Throughout my childhood, I rode horses and competed in horse shows (if you’ve ever seen the wonderful movie Best in Show, you’ll have a fairly good idea of what the horse-show world is like—just swap out the dogs for horses in your mind’s eye).  In a nutshell, the horses and riders go around an arena with the action dictated by the calls of a judge. While I felt a rhythm once my horse was well into a trot or a canter, the transitions between gaits—say from a walk to a canter or down to a trot from a canter—were a source of huge anxiety for me as I knew they were usually the point at which things could possibly go sideways in a class if I made a mistake or if my horse and I were struggling with communicating on a given day.  In other words, my success depended upon on how I handled myself and my horse in those moments of transition.

Understandably, I have found that the shift to online classes has been a rough one for many of the girls I work with, and I’ve noticed it has a lot to do with transitions—or really the lack thereof.  I have had a whole lot of girls on my hands who have tried to get all their academic work for the day done in one sitting, and it’s been leaving them feeling strung out, exhausted, anxious, and overwhelmed.  The more I thought about what was going on, the more I appreciated where they were coming from—not only was it that the quicker they got their work done, the more free time they’d have, but also that the natural transitions in their day have disappeared.  No longer is there a car or bus ride to and from school or a bell signaling time to get up and move to the next class or lunch. And all that lost transition time is so valuable for so many reasons.

As a result, I find myself having lots of conversations about chunking time and tasks towards completing a goal/assignment and encouraging all my clients to build lots of breaks into their day.  One tried and true method I talk about is creating a to-do list and then breaking each task into the smallest, most manageable pieces until you’ve reached a palatable starting point.
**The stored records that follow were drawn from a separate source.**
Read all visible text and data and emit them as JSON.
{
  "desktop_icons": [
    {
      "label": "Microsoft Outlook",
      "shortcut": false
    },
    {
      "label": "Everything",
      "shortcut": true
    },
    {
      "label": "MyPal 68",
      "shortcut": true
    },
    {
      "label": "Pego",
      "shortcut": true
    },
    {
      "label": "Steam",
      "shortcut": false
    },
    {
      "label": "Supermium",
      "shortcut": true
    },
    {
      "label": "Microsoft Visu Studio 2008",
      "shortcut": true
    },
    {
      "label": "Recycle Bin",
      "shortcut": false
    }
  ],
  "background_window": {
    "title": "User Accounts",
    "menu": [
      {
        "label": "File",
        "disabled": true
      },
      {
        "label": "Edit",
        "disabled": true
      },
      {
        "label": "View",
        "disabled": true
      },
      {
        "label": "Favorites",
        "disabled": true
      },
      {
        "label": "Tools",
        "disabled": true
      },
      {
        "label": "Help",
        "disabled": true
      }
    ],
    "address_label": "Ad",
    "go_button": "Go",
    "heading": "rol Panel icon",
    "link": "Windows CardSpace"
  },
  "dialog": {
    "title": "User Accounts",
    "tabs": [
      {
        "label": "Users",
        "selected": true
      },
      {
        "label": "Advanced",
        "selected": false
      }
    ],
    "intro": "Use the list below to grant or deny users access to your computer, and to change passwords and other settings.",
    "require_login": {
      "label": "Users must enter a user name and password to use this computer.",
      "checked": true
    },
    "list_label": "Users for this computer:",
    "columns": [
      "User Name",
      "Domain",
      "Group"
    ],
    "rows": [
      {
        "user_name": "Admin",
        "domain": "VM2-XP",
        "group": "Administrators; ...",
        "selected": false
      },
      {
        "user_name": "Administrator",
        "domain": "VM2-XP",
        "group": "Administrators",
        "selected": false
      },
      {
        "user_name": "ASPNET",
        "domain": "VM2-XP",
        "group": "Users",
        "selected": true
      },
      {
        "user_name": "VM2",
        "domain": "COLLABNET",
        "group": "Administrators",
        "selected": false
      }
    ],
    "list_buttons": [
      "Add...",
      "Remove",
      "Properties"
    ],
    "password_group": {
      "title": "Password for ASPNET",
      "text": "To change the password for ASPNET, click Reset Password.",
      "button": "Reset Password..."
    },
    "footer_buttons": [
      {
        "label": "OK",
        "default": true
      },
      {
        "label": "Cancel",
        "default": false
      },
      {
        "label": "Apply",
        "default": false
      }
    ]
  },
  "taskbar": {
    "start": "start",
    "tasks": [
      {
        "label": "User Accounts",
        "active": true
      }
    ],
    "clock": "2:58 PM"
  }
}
Another, based upon The Pomodoro Technique ®, is to set a timer for a chunk of work time (perhaps 30 minutes or so) followed by a timed break of about 5 minutes spent away from the space where you have been working (and also away from all the screens).  I also encourage girls to incorporate things that speak to their five senses during their breaks, perhaps a bite of something delicious or a dance like nobody’s watching to your favorite tune.

And finally, as one of my trainers used to so wonderfully do when he would say, “That’ll do, pig,” as he pat my horse on the rump when we came out of the arena at the end of a class, please take some time at the end of the day to recognize what a beautiful job you are doing through all of this, regardless of the color of the ribbon, the grade on the paper, or what does or doesn’t get done at the end of the day.